*** PROVIDED ENTRIES ***

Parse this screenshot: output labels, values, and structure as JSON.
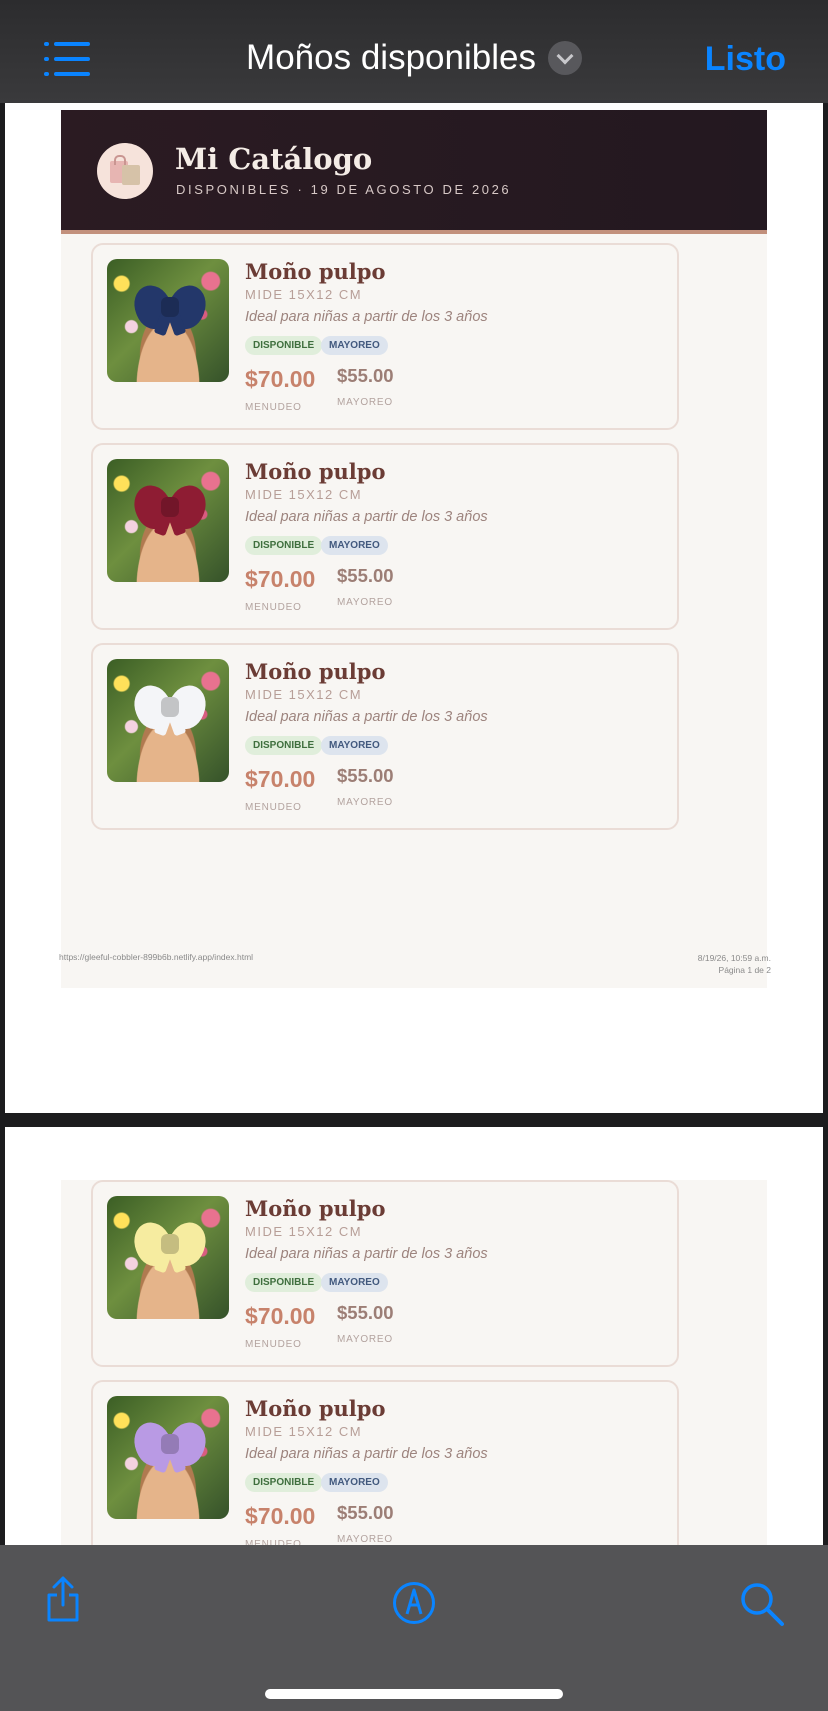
{
  "nav": {
    "title": "Moños disponibles",
    "done_label": "Listo"
  },
  "catalog": {
    "brand": "Mi Catálogo",
    "subtitle": "DISPONIBLES · 19 DE AGOSTO DE 2026"
  },
  "products": [
    {
      "name": "Moño pulpo",
      "size": "MIDE 15X12 CM",
      "desc": "Ideal para niñas a partir de los 3 años",
      "tag_available": "DISPONIBLE",
      "tag_wholesale": "MAYOREO",
      "price_retail": "$70.00",
      "retail_label": "MENUDEO",
      "price_wholesale": "$55.00",
      "wholesale_label": "MAYOREO",
      "bow_color": "#23376a"
    },
    {
      "name": "Moño pulpo",
      "size": "MIDE 15X12 CM",
      "desc": "Ideal para niñas a partir de los 3 años",
      "tag_available": "DISPONIBLE",
      "tag_wholesale": "MAYOREO",
      "price_retail": "$70.00",
      "retail_label": "MENUDEO",
      "price_wholesale": "$55.00",
      "wholesale_label": "MAYOREO",
      "bow_color": "#8e1c33"
    },
    {
      "name": "Moño pulpo",
      "size": "MIDE 15X12 CM",
      "desc": "Ideal para niñas a partir de los 3 años",
      "tag_available": "DISPONIBLE",
      "tag_wholesale": "MAYOREO",
      "price_retail": "$70.00",
      "retail_label": "MENUDEO",
      "price_wholesale": "$55.00",
      "wholesale_label": "MAYOREO",
      "bow_color": "#f4f5f8"
    },
    {
      "name": "Moño pulpo",
      "size": "MIDE 15X12 CM",
      "desc": "Ideal para niñas a partir de los 3 años",
      "tag_available": "DISPONIBLE",
      "tag_wholesale": "MAYOREO",
      "price_retail": "$70.00",
      "retail_label": "MENUDEO",
      "price_wholesale": "$55.00",
      "wholesale_label": "MAYOREO",
      "bow_color": "#f6eca0"
    },
    {
      "name": "Moño pulpo",
      "size": "MIDE 15X12 CM",
      "desc": "Ideal para niñas a partir de los 3 años",
      "tag_available": "DISPONIBLE",
      "tag_wholesale": "MAYOREO",
      "price_retail": "$70.00",
      "retail_label": "MENUDEO",
      "price_wholesale": "$55.00",
      "wholesale_label": "MAYOREO",
      "bow_color": "#b99ae4"
    }
  ],
  "footer": {
    "url": "https://gleeful-cobbler-899b6b.netlify.app/index.html",
    "datetime": "8/19/26, 10:59 a.m.",
    "page": "Página 1 de 2"
  },
  "toolbar": {
    "icons": [
      "list-icon",
      "share-icon",
      "markup-icon",
      "search-icon"
    ],
    "accent": "#0a84ff"
  }
}
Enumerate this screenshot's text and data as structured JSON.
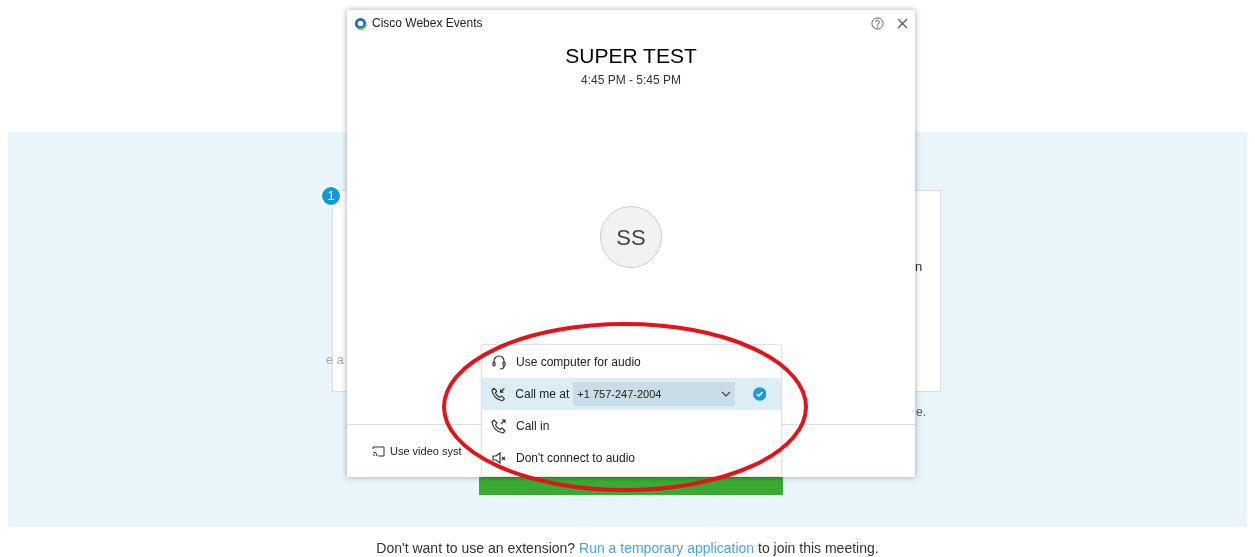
{
  "background": {
    "step_badge": "1",
    "fragments": [
      "e a",
      "n",
      "e."
    ],
    "footer": {
      "before": "Don't want to use an extension? ",
      "link": "Run a temporary application",
      "after": " to join this meeting."
    }
  },
  "dialog": {
    "title": "Cisco Webex Events",
    "meeting_title": "SUPER TEST",
    "time": "4:45 PM - 5:45 PM",
    "avatar": "SS",
    "video_system": "Use video syst"
  },
  "audio_menu": [
    {
      "kind": "computer",
      "label": "Use computer for audio",
      "selected": false
    },
    {
      "kind": "callme",
      "label": "Call me at",
      "number": "+1 757-247-2004",
      "selected": true
    },
    {
      "kind": "callin",
      "label": "Call in",
      "selected": false
    },
    {
      "kind": "none",
      "label": "Don't connect to audio",
      "selected": false
    }
  ]
}
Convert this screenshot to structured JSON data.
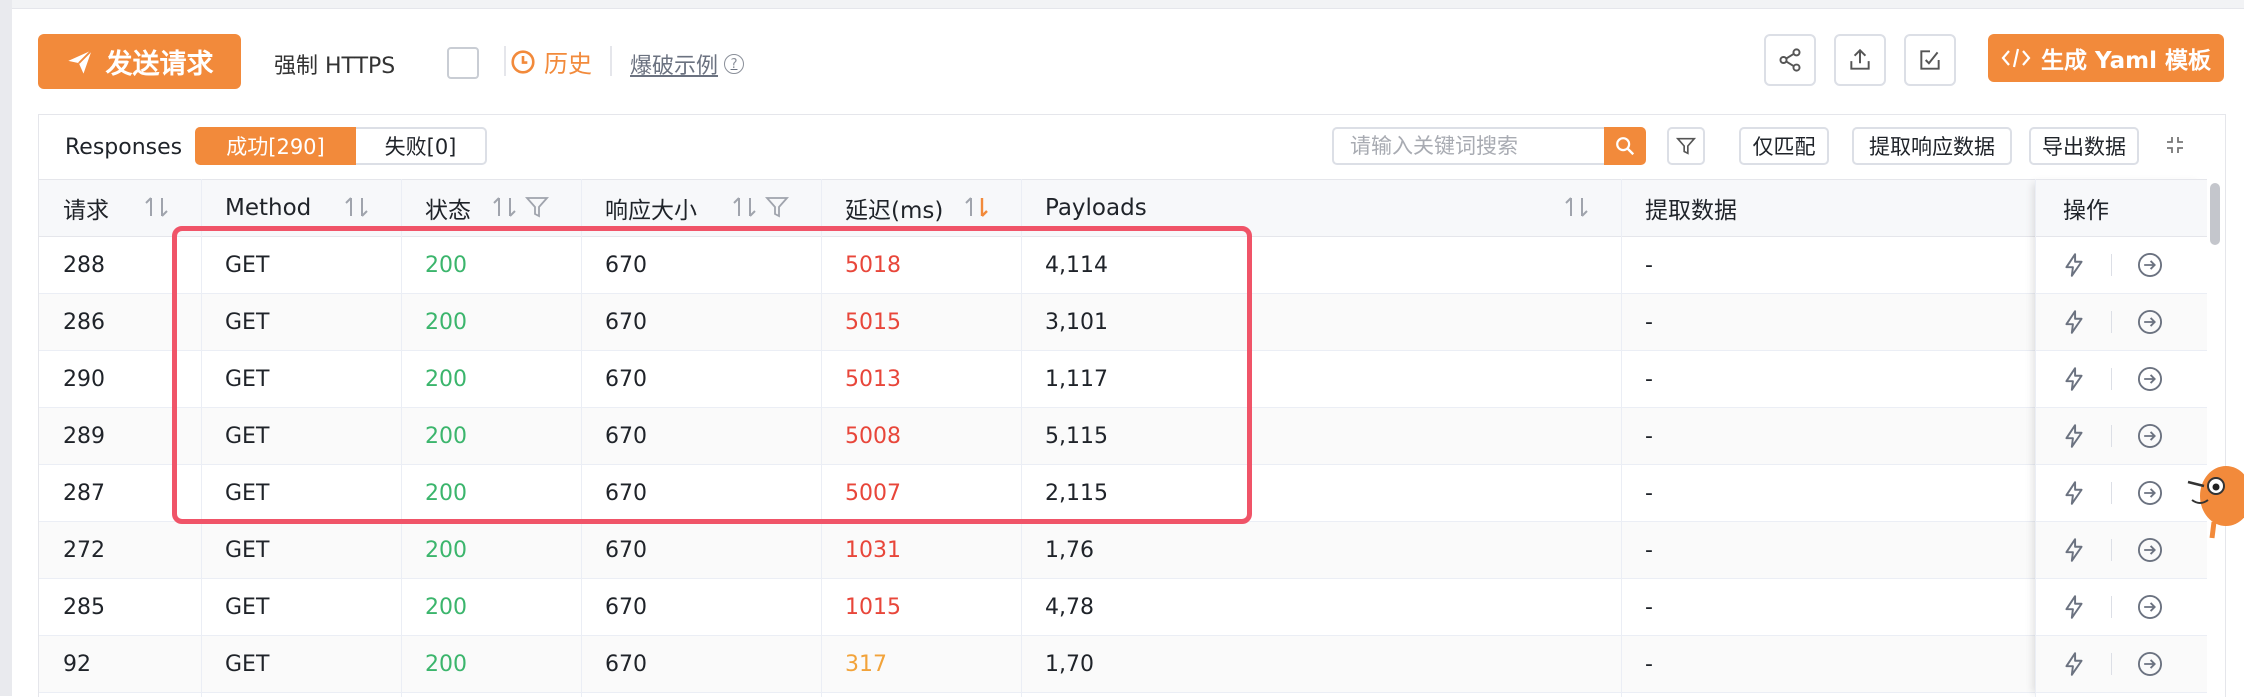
{
  "toolbar": {
    "send_label": "发送请求",
    "force_https_label": "强制 HTTPS",
    "force_https_checked": false,
    "history_label": "历史",
    "example_label": "爆破示例",
    "yaml_label": "生成 Yaml 模板"
  },
  "responses": {
    "label": "Responses",
    "success_tab": "成功[290]",
    "fail_tab": "失败[0]",
    "search_placeholder": "请输入关键词搜索",
    "match_only_label": "仅匹配",
    "extract_label": "提取响应数据",
    "export_label": "导出数据"
  },
  "table": {
    "columns": [
      "请求",
      "Method",
      "状态",
      "响应大小",
      "延迟(ms)",
      "Payloads",
      "提取数据",
      "操作"
    ],
    "rows": [
      {
        "id": "288",
        "method": "GET",
        "status": "200",
        "size": "670",
        "latency": "5018",
        "latency_color": "red",
        "payloads": "4,114",
        "extracted": "-"
      },
      {
        "id": "286",
        "method": "GET",
        "status": "200",
        "size": "670",
        "latency": "5015",
        "latency_color": "red",
        "payloads": "3,101",
        "extracted": "-"
      },
      {
        "id": "290",
        "method": "GET",
        "status": "200",
        "size": "670",
        "latency": "5013",
        "latency_color": "red",
        "payloads": "1,117",
        "extracted": "-"
      },
      {
        "id": "289",
        "method": "GET",
        "status": "200",
        "size": "670",
        "latency": "5008",
        "latency_color": "red",
        "payloads": "5,115",
        "extracted": "-"
      },
      {
        "id": "287",
        "method": "GET",
        "status": "200",
        "size": "670",
        "latency": "5007",
        "latency_color": "red",
        "payloads": "2,115",
        "extracted": "-"
      },
      {
        "id": "272",
        "method": "GET",
        "status": "200",
        "size": "670",
        "latency": "1031",
        "latency_color": "red",
        "payloads": "1,76",
        "extracted": "-"
      },
      {
        "id": "285",
        "method": "GET",
        "status": "200",
        "size": "670",
        "latency": "1015",
        "latency_color": "red",
        "payloads": "4,78",
        "extracted": "-"
      },
      {
        "id": "92",
        "method": "GET",
        "status": "200",
        "size": "670",
        "latency": "317",
        "latency_color": "orange",
        "payloads": "1,70",
        "extracted": "-"
      }
    ]
  },
  "colors": {
    "accent": "#f28a3b",
    "success": "#3bb56c",
    "danger": "#e8463a",
    "warning": "#f2a33a",
    "highlight_box": "#f05468"
  },
  "icons": [
    "send-icon",
    "clock-icon",
    "help-icon",
    "share-icon",
    "upload-icon",
    "edit-check-icon",
    "code-icon",
    "search-icon",
    "filter-icon",
    "collapse-icon",
    "sort-icon",
    "lightning-icon",
    "arrow-circle-icon"
  ]
}
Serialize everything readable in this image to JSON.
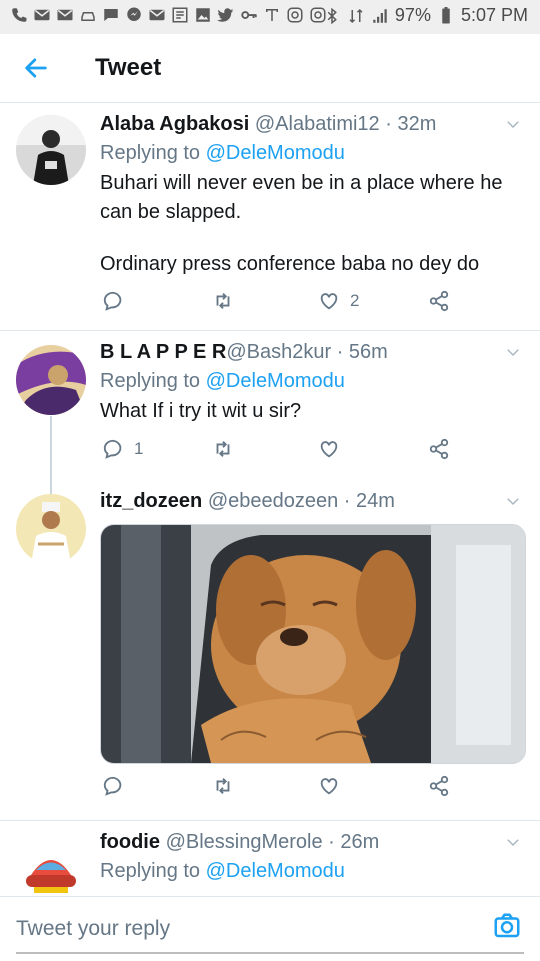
{
  "status_bar": {
    "battery_percent": "97%",
    "time": "5:07 PM"
  },
  "header": {
    "title": "Tweet"
  },
  "tweets": [
    {
      "name": "Alaba Agbakosi",
      "handle": "@Alabatimi12",
      "time": "· 32m",
      "replying_label": "Replying to",
      "replying_to": "@DeleMomodu",
      "text_lines": [
        "Buhari will never even be in a place where he",
        "can be slapped."
      ],
      "text_second": "Ordinary press conference baba no dey do",
      "like_count": "2"
    },
    {
      "name": "B L A P P E R",
      "handle": "@Bash2kur",
      "time": "· 56m",
      "replying_label": "Replying to",
      "replying_to": "@DeleMomodu",
      "text": "What If i try it wit u sir?",
      "reply_count": "1"
    },
    {
      "name": "itz_dozeen",
      "handle": "@ebeedozeen",
      "time": "· 24m"
    },
    {
      "name": "foodie",
      "handle": "@BlessingMerole",
      "time": "· 26m",
      "replying_label": "Replying to",
      "replying_to": "@DeleMomodu"
    }
  ],
  "composer": {
    "placeholder": "Tweet your reply"
  },
  "colors": {
    "accent": "#1da1f2",
    "secondary_text": "#657786"
  }
}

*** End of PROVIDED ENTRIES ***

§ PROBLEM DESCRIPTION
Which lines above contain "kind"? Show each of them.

§ WRITTEN RESPONSE
      "kind": "computer",
      "kind": "callme",
      "kind": "callin",
      "kind": "none",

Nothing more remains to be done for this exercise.